- Animoca Brands CEO Robby Yung suggested interoperable Web3 games could conduct “vampire attacks,” drawing users between titles via cross-game NFT utility.
- Yung gave an example of a racing game using NFT cars. He said a new game could create utility for an established game’s NFTs, funneling users from the old game.
- While achieving true interoperability is hard, abstracting away Web3 complexities with custodial wallets can draw in mainstream gamers initially. Sophisticated, easy-to-use Web3 games are starting to emerge.
Animoca Brands CEO Outlines How Cross-Game NFT Utility Could Draw Users Between Titles
Racing Game Example Highlights Opportunity
Speaking at an NFTUK event in London, Yung gave the example of a racing game using NFTs to represent cars.

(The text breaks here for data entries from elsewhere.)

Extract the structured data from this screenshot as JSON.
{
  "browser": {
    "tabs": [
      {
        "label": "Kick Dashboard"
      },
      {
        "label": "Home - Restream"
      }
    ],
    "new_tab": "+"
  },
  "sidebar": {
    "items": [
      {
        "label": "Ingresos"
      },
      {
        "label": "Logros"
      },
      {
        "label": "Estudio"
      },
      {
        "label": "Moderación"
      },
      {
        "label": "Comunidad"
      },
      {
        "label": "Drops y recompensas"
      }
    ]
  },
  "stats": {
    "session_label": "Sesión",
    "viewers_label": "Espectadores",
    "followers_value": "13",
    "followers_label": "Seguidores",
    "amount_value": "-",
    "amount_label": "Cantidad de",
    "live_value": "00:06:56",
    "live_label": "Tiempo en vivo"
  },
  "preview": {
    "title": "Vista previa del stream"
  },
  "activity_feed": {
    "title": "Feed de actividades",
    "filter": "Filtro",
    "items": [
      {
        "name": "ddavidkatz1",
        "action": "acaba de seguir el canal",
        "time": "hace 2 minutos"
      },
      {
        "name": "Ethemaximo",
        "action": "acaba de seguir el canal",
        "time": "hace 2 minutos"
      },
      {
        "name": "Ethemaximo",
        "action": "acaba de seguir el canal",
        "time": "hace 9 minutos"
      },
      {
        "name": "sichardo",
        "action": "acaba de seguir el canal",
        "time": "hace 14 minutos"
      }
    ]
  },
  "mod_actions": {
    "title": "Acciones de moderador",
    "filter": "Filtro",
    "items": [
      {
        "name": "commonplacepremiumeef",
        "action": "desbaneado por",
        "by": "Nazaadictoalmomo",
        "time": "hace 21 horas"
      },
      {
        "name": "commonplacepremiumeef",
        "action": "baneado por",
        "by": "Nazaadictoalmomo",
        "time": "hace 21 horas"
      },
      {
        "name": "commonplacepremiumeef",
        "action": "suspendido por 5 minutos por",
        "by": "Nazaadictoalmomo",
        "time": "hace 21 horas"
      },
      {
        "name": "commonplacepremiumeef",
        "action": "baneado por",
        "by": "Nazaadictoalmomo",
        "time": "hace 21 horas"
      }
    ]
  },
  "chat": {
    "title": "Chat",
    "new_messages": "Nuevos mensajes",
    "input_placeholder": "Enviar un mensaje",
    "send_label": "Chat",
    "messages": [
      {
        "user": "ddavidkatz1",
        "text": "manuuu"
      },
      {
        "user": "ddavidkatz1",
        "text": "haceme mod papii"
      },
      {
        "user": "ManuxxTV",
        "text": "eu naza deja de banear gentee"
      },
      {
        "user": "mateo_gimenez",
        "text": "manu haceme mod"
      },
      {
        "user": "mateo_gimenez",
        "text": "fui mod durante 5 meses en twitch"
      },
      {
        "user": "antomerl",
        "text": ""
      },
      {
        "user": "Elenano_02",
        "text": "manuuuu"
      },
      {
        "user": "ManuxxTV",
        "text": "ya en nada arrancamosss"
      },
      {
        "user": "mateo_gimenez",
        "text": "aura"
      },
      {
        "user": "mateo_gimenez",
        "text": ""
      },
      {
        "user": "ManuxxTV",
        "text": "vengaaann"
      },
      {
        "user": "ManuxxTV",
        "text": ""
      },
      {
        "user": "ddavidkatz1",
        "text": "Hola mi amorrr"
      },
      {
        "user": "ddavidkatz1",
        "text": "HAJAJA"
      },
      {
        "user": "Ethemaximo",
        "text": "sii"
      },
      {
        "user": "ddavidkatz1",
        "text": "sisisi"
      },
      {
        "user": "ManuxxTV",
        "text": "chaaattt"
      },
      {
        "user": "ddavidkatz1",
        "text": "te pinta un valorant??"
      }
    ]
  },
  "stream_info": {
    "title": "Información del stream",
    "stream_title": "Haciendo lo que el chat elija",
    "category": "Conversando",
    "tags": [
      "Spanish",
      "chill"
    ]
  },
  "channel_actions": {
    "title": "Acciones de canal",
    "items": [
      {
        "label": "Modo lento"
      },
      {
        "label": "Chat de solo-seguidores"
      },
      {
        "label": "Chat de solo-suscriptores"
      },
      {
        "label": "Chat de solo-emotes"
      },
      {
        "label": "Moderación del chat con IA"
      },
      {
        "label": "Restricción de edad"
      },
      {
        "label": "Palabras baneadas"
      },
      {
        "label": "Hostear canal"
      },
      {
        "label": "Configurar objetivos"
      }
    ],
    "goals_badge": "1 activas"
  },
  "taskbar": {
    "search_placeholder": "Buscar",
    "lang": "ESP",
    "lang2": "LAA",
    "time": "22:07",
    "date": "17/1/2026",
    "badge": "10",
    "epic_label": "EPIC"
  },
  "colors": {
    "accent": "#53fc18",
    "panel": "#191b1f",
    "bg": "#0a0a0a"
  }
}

He said: “Let’s say we both make racing games and I have one with tons of players. There’s a huge opportunity for an indie to make another racing game and essentially—the DeFi people call it a vampiric attack—create utility for all those players.”
Interoperability Creates User Acquisition Funnel
Yung explained that interoperability between two games’ NFTs would enable the newer title to create a user acquisition funnel, drawing over users from the more established game. “That brings a lot of people in to at least try what you have on offer from my community, because you’re providing that interoperability,” he said. “Some may stay, and some may leave, but you can at least use that as part of your funnel.”
How “Vampire Attacks” Work in DeFi
In the world of decentralized finance (DeFi), vampire attacks occur when new projects offer better incentives than established projects to draw liquidity away into the new protocol.
Virtuous Cycle if Royalties Infrastructure in Place
Yung suggested it could be more of a virtuous cycle in gaming. “If your players come to my game, and they enjoy using their cars in my game, then I create additional utility for your cars,” he said. But he added that this does depend on there being a royalty infrastructure in place. “When those cars transact in the future, you receive your commensurate benefit, because you’re due the creator royalty.”
Achieving True Interoperability is “Incredibly Hard”
Yung conceded that achieving full interoperability between games is “incredibly hard.” He argued that developers need to collaborate to create a “community-led snowball effect” through projects such as the Open Metaverse Alliance, of which Animoca Brands is a founding member.
Drawing in Mainstream Gamers via Custodial Wallets
In the short term, Animoca Brands is looking to draw mainstream gamers into the Web3 ecosystem by “abstracting the web3 bits to the back,” Yung said. For its flagship title The Sandbox, Animoca Brands “made the conscious choice of putting all the game logic in centralized fashion,” he explained.
Keeping Ownership on Chain, Not Game Logic
“Our feeling was that the important bit to be on chain is the registration of ownership, either of fungible in game currency, or of the playable NFTs,” Yung said. He explained that ownership of digital assets needs to be demonstrated on a public ledger, while the game logic itself has performance criteria. “You want it to be a low cost so that you can pass on the low-cost infrastructure to your customers,” he added.
Mature Web3 Middleware Enabling Integration
Yung noted that Web3 middleware has now reached a state of maturity that enables Web2 game developers to “easily integrate backends,” such as custodial wallet solutions and minting solutions. This means Web2 developers without blockchain expertise can now “actually start to use Web3 rails inside their products,” he said.
Sophisticated Web3 Games Emerging
“You see a lot of gaming products coming out into the market now, which are kind of the very sophisticated, easy to use products that you would expect from gaming experiences outside of Web3—but it took a while to get to that point,” Yung said. He noted that games “take a while to make, so we’re just starting to see some of those come out now.”
Abstracting Web3 to Draw in Mainstream Gamers
Yung added that the majority of gamers have “already been habituated into Web2, where they don’t deal with anything, all of their investments in the game, or credits that they insert into the game, are sitting in the hands of the custody of the game platform or the game developer.” When Web3 titles offer custodial wallet solutions, with the Web3 component abstracted away in the backend, he said, “they’re more than happy to embrace that.”